» **Assignment**
Across the data below, how many lines have the word "delivery" in them? Respond with the number alone.

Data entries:
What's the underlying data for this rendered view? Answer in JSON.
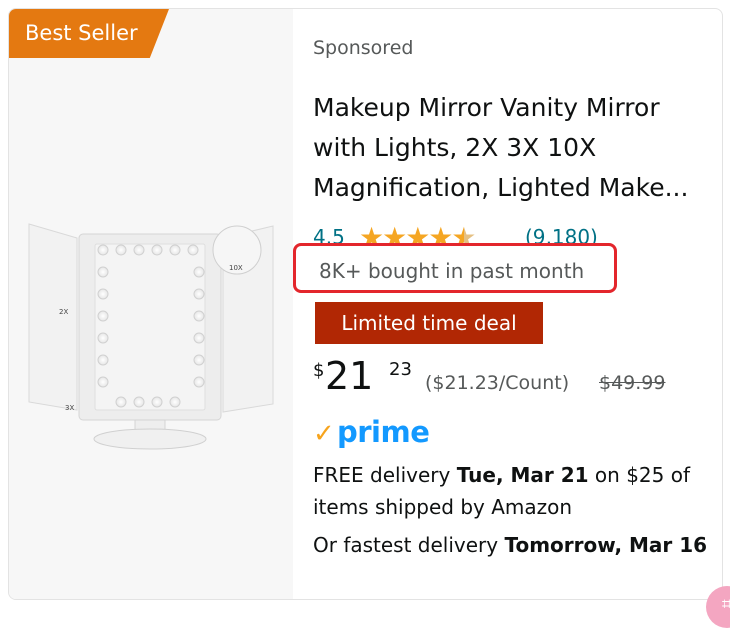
{
  "badge": "Best Seller",
  "sponsored": "Sponsored",
  "title": "Makeup Mirror Vanity Mirror with Lights, 2X 3X 10X Magnification, Lighted Make...",
  "image": {
    "labels": [
      "10X",
      "2X",
      "3X"
    ]
  },
  "rating": {
    "value": "4.5",
    "stars": 4.5,
    "reviews": "(9,180)"
  },
  "bought": "8K+ bought in past month",
  "deal": "Limited time deal",
  "price": {
    "currency": "$",
    "whole": "21",
    "fraction": "23",
    "unit": "($21.23/Count)",
    "was": "$49.99"
  },
  "prime": {
    "check": "✓",
    "word": "prime"
  },
  "delivery": {
    "free_prefix": "FREE delivery ",
    "free_date": "Tue, Mar 21",
    "free_suffix": " on $25 of items shipped by Amazon",
    "fast_prefix": "Or fastest delivery ",
    "fast_date": "Tomorrow, Mar 16"
  },
  "colors": {
    "badge": "#e47911",
    "highlight_box": "#e3262c",
    "deal": "#b12704",
    "link": "#007185",
    "prime": "#1399ff",
    "stars": "#f5a623"
  },
  "icons": {
    "corner": "pink-badge-icon"
  }
}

» **Answer to this task**
3